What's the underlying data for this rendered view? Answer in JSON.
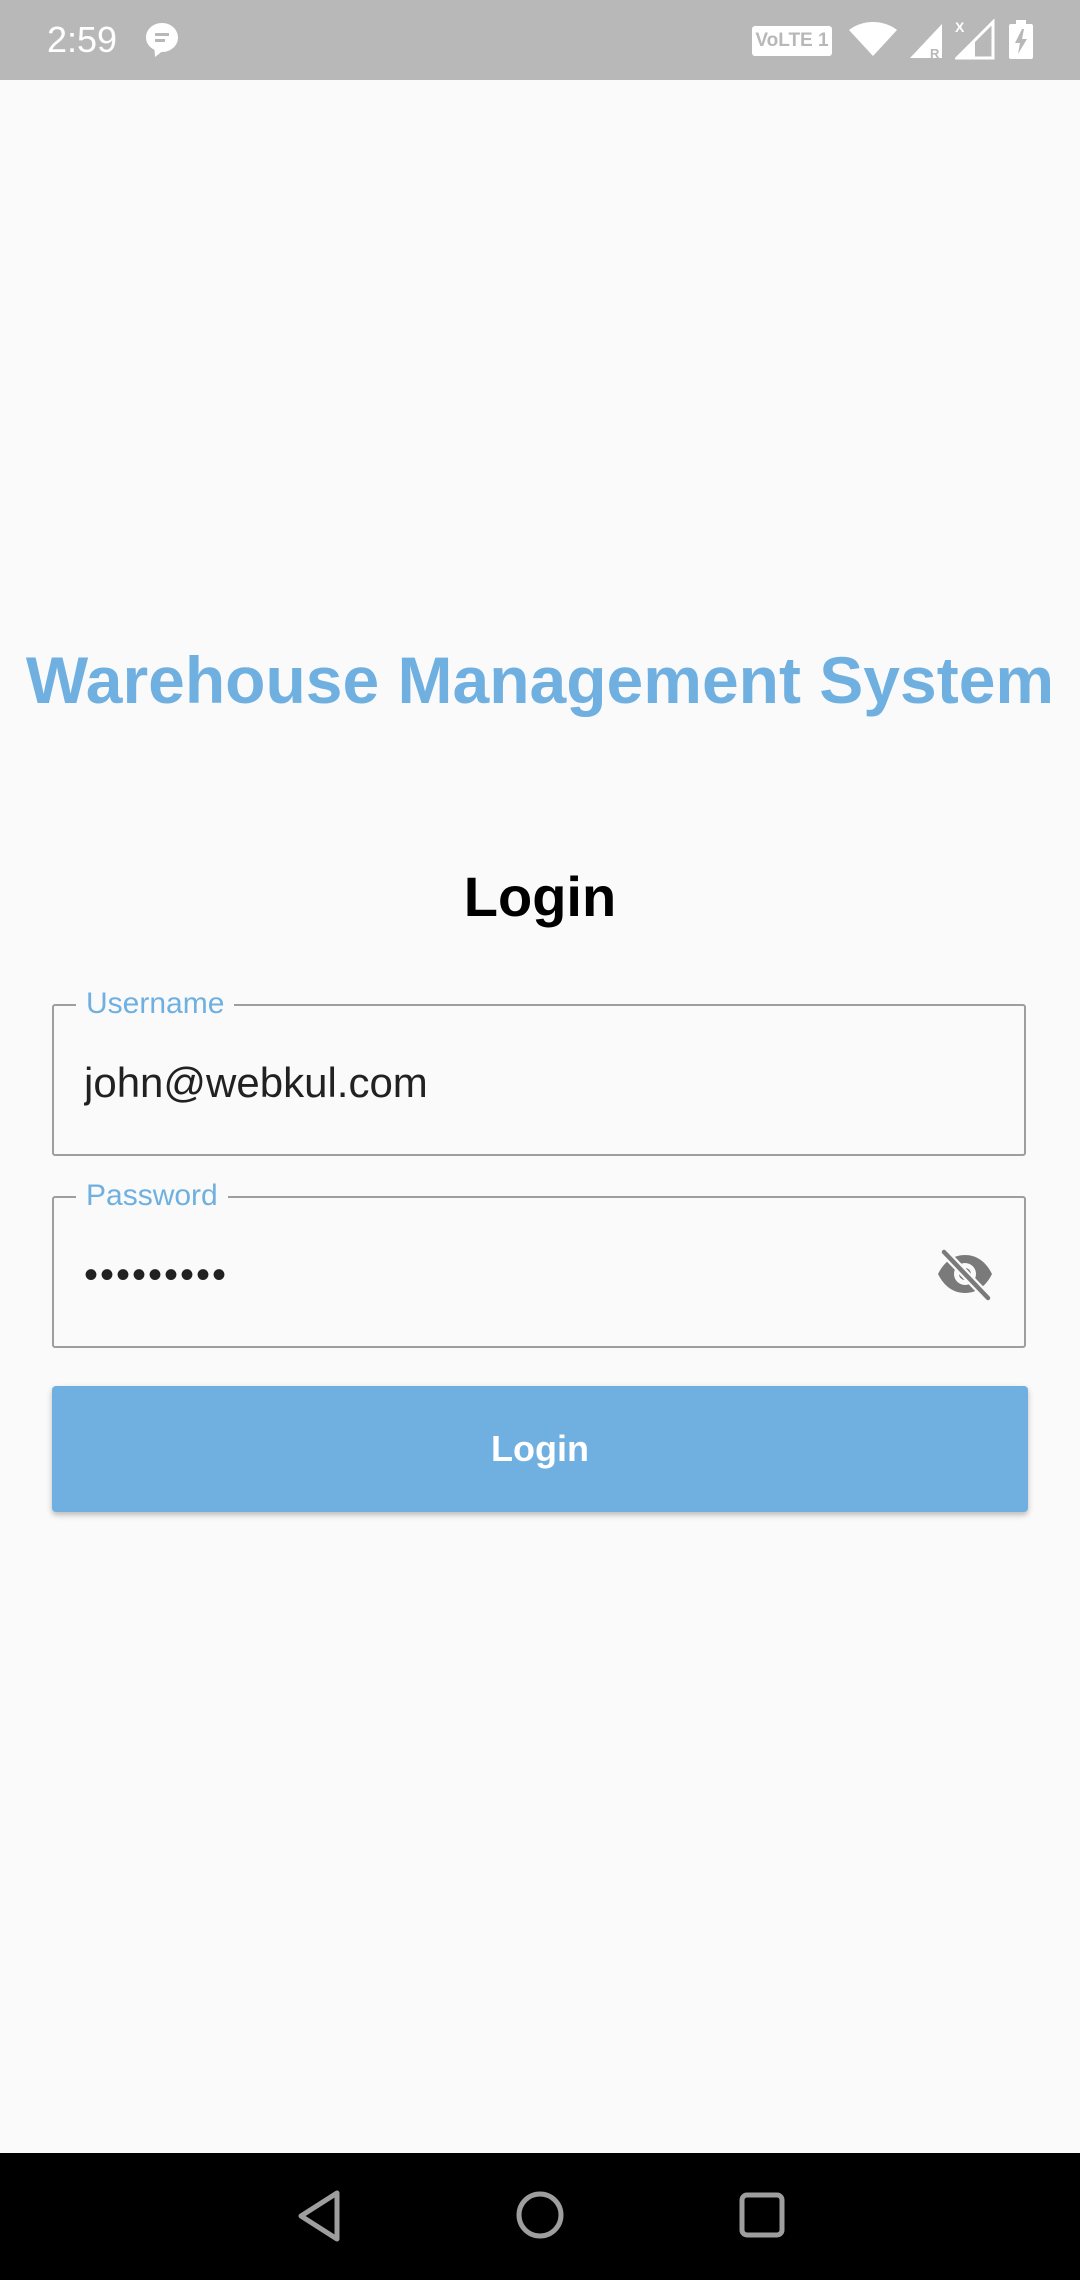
{
  "status_bar": {
    "time": "2:59",
    "volte_label": "VoLTE 1",
    "icons": [
      "message-icon",
      "wifi-icon",
      "signal-icon",
      "signal-roaming-icon",
      "battery-icon"
    ]
  },
  "app": {
    "title": "Warehouse Management System",
    "heading": "Login"
  },
  "form": {
    "username": {
      "label": "Username",
      "value": "john@webkul.com"
    },
    "password": {
      "label": "Password",
      "value": "•••••••••",
      "visibility_icon": "eye-off-icon"
    },
    "submit_label": "Login"
  },
  "nav_bar": {
    "icons": [
      "back-icon",
      "home-icon",
      "recent-apps-icon"
    ]
  },
  "colors": {
    "accent": "#6fb0e0",
    "background": "#fafafa",
    "status_bar": "#b8b8b8",
    "nav_bar": "#000000",
    "border": "#9e9e9e"
  }
}
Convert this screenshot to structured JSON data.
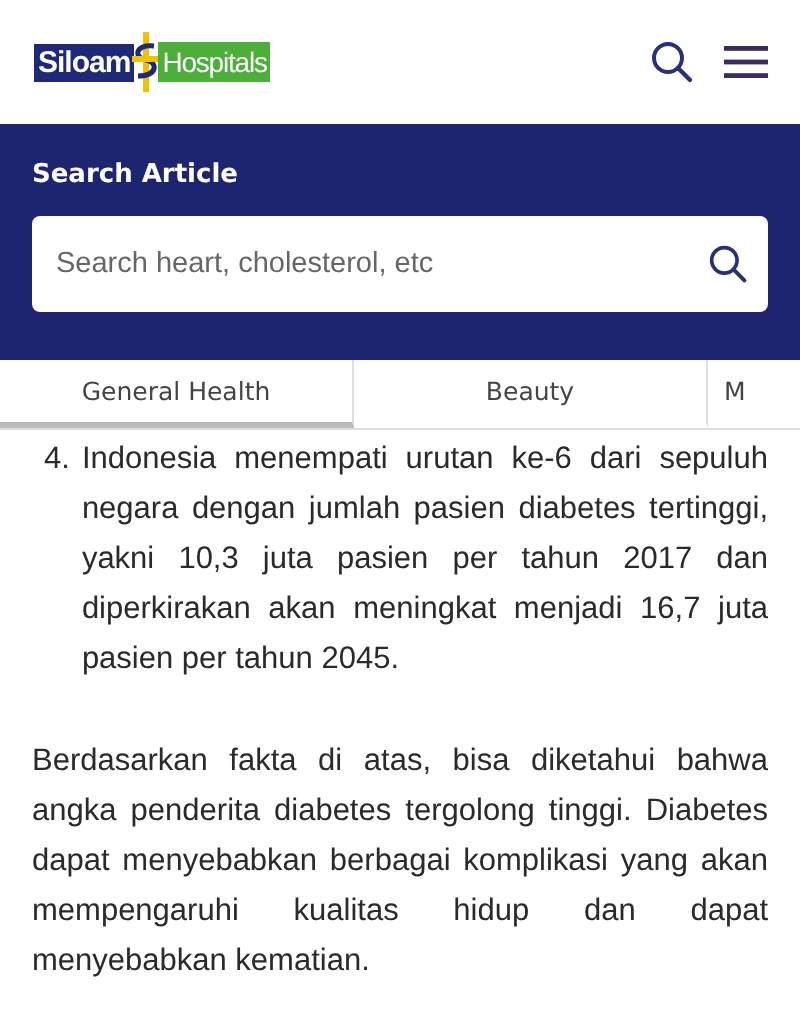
{
  "header": {
    "logo": {
      "left": "Siloam",
      "right": "Hospitals"
    }
  },
  "search_section": {
    "title": "Search Article",
    "search": {
      "placeholder": "Search heart, cholesterol, etc"
    }
  },
  "tabs": [
    {
      "label": "General Health",
      "selected": true
    },
    {
      "label": "Beauty",
      "selected": false
    },
    {
      "label": "M",
      "selected": false
    }
  ],
  "article": {
    "list_item": {
      "number": "4.",
      "text": "Indonesia menempati urutan ke-6 dari sepuluh negara dengan jumlah pasien diabetes tertinggi, yakni 10,3 juta pasien per tahun 2017 dan diperkirakan akan meningkat menjadi 16,7 juta pasien per tahun 2045."
    },
    "paragraph": "Berdasarkan fakta di atas, bisa diketahui bahwa angka penderita diabetes tergolong tinggi. Diabetes dapat menyebabkan berbagai komplikasi yang akan mempengaruhi kualitas hidup dan dapat menyebabkan kematian."
  }
}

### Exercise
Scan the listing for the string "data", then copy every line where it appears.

### Solution for this exercise
What's the underlying data for this rendered view? Answer in JSON.
Convert this screenshot to structured JSON data.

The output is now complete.